Jeremy Irons reveals how reading poetry is like preparing for a movie role

The actor is releasing a nearly 4-hour audiobook, “The Poems of T.S. Eliot.”

Jeremy Irons has just about done it all in his career.

He is one of only 23 people to complete the so-called “triple crown of acting,” winning a competitive Tony, Oscar and Emmy. He has voiced animated archetypes, from Scar in “The Lion King” to the bar rag at Moe’s Tavern on “The Simpsons.” And he has brought to life the words of creative giants from Shakespeare to Nabokov, from Lerner and Loewe to Leonard Bernstein.

One project that Irons has revisited repeatedly is the poetry of T.S. Eliot.

Irons was familiar with the poet — who today is perhaps best known for his whimsical “Old Possum’s Book of Practical Cats” that inspired the musical “Cats” — but a more serious interest was sparked in June 2009, when he was asked to read part of Eliot’s masterpiece “The Waste Land” in London. In the audience that evening was Eliot’s widow, Valerie.

“She came up to me afterwards,” Irons told amNewYork, “and she said ‘I think you’re today’s voice for Eliot, I think you get him. I’d love you to read as much as you can of him.’”

And he has done exactly that for the past decade, culminating in the nearly 4-hour audiobook “The Poems of T.S. Eliot,” which will be released this week.

New Yorkers can hear the 69-year-old actor on Thursday at the 92nd Street Y, where he will read Eliot’s last great work, “Four Quartets.”

“I think they’re four extraordinary poems, trying to get to the center of himself, and therefore, as the reader, the center of us,” Irons said in a phone call from London, where he was finishing a run of Eugene O’Neill’s “Long Day’s Journey Into Night,” which will come to BAM for three weeks in May.

“He realizes that it’s an imperfect method . . . words really cannot capture the place that he’s trying to describe,” Irons said, but “it’s the place I think that we try to get to through meditation, sometimes through religion, and I think it’s a very worthwhile journey for everybody.”

“Four Quartets” takes nearly an hour to read aloud but that investment is part of why the poems are so rewarding, Irons said, particularly today when “we’re surrounded by so much clutter, so much extraneous noise, distraction.”
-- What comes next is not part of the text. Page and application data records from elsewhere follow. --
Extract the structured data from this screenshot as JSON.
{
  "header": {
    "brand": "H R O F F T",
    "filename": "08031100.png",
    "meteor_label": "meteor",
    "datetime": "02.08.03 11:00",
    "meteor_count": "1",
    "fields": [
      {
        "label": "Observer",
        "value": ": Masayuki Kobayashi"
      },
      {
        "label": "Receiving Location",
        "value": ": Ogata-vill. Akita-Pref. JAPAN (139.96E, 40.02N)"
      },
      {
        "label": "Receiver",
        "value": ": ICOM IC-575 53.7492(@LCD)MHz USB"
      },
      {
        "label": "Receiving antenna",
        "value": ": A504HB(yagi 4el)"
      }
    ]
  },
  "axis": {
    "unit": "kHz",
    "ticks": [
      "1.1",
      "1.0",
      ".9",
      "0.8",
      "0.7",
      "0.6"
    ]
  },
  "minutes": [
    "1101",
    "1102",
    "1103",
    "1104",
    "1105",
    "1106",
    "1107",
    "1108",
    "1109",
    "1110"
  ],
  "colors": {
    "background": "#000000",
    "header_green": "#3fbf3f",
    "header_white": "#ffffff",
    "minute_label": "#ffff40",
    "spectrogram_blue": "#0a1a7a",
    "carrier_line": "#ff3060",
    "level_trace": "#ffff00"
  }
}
His approach to Eliot is similar to his preparation for a play or a film.

“You look for clues as to why the character has been written at all,” Irons said, “why he’s been written as he is. You try to find what the writer was feeling as he put those words down.”
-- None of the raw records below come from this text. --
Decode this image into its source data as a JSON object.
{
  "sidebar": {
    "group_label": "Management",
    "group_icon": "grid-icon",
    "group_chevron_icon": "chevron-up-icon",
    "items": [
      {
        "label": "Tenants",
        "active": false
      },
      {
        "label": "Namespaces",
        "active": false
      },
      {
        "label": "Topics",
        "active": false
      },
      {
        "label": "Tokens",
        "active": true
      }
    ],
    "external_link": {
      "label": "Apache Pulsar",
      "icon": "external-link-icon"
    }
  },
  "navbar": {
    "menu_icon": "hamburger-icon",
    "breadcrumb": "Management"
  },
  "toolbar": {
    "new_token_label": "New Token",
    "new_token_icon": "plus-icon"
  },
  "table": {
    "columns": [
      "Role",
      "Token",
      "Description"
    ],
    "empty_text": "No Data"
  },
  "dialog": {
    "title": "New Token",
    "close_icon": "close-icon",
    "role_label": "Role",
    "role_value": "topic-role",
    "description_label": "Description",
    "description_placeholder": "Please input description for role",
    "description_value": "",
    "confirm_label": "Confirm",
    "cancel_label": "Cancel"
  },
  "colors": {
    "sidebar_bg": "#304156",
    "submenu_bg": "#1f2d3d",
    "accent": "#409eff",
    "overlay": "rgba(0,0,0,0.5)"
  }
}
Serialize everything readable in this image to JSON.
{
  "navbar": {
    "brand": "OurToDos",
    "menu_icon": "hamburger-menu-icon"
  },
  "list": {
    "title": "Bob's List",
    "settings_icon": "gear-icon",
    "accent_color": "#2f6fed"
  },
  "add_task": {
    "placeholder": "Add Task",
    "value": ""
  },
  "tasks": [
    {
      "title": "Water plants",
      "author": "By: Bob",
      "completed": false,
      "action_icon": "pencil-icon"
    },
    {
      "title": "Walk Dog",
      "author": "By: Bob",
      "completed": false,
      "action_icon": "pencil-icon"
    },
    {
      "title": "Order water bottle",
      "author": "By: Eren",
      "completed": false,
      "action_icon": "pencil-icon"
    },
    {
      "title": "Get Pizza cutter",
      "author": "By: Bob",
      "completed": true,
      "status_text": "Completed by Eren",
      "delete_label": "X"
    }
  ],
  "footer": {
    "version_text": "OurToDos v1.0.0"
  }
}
Eliot, who died in 1965, read his work in a low, uninflected drone which Irons says just doesn’t work for him today — “It’s too dry.”

Irons does not deliver the words as dramatically as he would say a soliloquy, but his mellifluous, trained intonation imparts subtle meanings and lends a cohesion that Eliot’s readings lack.

It’s a delicate balance, Irons said, between voicing what you feel the poem is saying without putting too much of yourself into it.

“Of course you know, who knows! You read it best you can,” he concluded. “You try to be honest to the writer. You try to do your best by him and not want yourself to shine. Because you are the instrument, not the thought.”

If you go: Jeremy Irons reads T.S. Eliot’s “Four Quartets” on Thursday at 7:30 p.m. at the 92nd Street Y, 1395 Lexington Ave.,, sold out.

Cory Oldweiler